◆ **Listed records**:

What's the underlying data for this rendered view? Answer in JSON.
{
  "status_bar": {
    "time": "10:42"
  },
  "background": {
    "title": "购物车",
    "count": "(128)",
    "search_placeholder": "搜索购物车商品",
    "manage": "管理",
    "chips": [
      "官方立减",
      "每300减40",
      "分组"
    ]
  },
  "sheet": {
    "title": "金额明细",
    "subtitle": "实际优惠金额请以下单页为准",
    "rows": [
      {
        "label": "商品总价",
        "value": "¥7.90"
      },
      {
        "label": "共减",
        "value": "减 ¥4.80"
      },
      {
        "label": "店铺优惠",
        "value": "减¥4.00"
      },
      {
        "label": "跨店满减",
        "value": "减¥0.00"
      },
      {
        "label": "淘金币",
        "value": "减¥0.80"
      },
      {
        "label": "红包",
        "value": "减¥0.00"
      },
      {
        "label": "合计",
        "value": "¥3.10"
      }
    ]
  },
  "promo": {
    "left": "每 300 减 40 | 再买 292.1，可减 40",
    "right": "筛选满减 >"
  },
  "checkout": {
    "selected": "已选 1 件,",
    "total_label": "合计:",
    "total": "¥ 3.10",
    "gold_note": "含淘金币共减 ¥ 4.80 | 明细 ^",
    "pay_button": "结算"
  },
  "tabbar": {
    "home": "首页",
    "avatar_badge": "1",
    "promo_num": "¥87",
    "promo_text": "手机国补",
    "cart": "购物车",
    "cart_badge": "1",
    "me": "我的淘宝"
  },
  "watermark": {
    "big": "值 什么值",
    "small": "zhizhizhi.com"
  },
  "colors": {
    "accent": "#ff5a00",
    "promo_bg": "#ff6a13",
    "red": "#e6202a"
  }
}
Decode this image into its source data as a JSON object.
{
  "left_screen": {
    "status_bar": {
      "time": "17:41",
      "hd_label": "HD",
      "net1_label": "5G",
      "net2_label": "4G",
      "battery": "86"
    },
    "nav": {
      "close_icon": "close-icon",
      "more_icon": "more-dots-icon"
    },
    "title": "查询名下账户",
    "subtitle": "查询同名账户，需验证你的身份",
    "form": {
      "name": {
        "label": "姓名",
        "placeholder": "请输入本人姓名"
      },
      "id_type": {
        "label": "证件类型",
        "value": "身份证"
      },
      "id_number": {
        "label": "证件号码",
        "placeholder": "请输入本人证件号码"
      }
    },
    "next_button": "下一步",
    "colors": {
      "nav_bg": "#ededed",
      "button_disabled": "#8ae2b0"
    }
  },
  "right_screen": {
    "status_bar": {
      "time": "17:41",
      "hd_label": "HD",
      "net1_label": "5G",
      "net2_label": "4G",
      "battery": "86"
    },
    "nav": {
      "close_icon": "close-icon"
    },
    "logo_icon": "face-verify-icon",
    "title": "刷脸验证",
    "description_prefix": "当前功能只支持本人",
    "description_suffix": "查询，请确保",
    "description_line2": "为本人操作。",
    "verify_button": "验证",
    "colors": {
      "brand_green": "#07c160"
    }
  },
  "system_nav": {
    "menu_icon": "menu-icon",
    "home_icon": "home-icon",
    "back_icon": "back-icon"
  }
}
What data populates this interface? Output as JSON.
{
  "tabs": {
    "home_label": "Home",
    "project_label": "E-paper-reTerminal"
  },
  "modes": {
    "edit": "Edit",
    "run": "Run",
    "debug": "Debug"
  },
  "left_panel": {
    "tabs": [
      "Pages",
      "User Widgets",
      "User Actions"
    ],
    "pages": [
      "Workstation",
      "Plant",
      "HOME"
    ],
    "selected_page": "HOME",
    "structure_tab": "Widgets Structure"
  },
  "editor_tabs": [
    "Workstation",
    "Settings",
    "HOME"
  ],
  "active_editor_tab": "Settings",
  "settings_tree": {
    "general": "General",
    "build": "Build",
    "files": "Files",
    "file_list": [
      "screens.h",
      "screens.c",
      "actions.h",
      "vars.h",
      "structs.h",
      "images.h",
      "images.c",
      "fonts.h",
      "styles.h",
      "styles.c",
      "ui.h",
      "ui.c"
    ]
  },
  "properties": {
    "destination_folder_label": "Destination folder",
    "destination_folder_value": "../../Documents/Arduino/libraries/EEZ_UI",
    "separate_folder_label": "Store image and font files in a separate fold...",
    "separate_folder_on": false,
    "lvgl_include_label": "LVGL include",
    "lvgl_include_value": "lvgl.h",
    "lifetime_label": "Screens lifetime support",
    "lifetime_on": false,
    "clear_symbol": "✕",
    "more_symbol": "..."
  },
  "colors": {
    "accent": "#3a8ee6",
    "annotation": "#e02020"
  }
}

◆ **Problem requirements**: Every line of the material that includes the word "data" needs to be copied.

◆ **Answer space**:
What's the underlying data for this rendered view? Answer in JSON.
Decode this image into its source data as a JSON object.
What data populates this interface? Output as JSON.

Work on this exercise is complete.